    • USPUNX: He’s a troll who’s been banned from here before. I just realized it. I wouldn’t engage him any further.

    • @comicbookchris: Thanks for the heads up, I probably should have realized what I was dealing with earlier. Maybe now that he’s been outed he’ll go back to the bridge he crawled out from under.

  7. Thanks for this article, this was really helpful to me as I was not very familiar with this characters at all. Just helps me appreciate what’s going on a bit more. Connecting some dots.

  8. I really want to read Hickman’s Avengers. I got the first two issues and loved them, but I just can’t afford what’s basically a weekly 3.99 book. I guess I’ll just trade wait it. Bummer.

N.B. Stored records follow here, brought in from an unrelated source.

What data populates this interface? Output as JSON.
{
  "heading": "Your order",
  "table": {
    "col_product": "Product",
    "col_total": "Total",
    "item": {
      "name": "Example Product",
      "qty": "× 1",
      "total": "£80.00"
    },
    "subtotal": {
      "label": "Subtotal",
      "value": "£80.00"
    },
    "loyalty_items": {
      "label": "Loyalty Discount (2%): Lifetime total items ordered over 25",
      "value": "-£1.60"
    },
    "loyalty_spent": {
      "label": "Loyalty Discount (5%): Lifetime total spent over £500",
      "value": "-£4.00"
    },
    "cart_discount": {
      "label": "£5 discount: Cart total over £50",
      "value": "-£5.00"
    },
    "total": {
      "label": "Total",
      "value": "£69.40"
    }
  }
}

    • It’s not a weekly book. Hickman has stated on the record (maybe Word Balloon?) that he’s only contracted to write 36 Avengers issues in 2013 — 24 of regular Avengers, and 12 of New Avengers.

      Unless that situation has changed, the rapid release schedule so far is just the result of the particular weeks those issues are released. I don’t think issue 6 hits for another 2-3 weeks, and then I’d expect a more regular bi-weekly schedule.

    • Sorry to double post, but I just looked at the release dates and this book has been on a double shipping schedule.

      #1 – 12/5
      #2 – 12/19
      #3 – 1/23
      #4 – 1/30
      #5 – 2/6

      So it looks like a delay on #3 pushed #4 back as well, creating the three new issues in three consecutive weeks scenario. But technically, we still got two issues in December, two in January and (as long as #6 comes on Feb 20 as scheduled) two in February.

      So all is as advertised.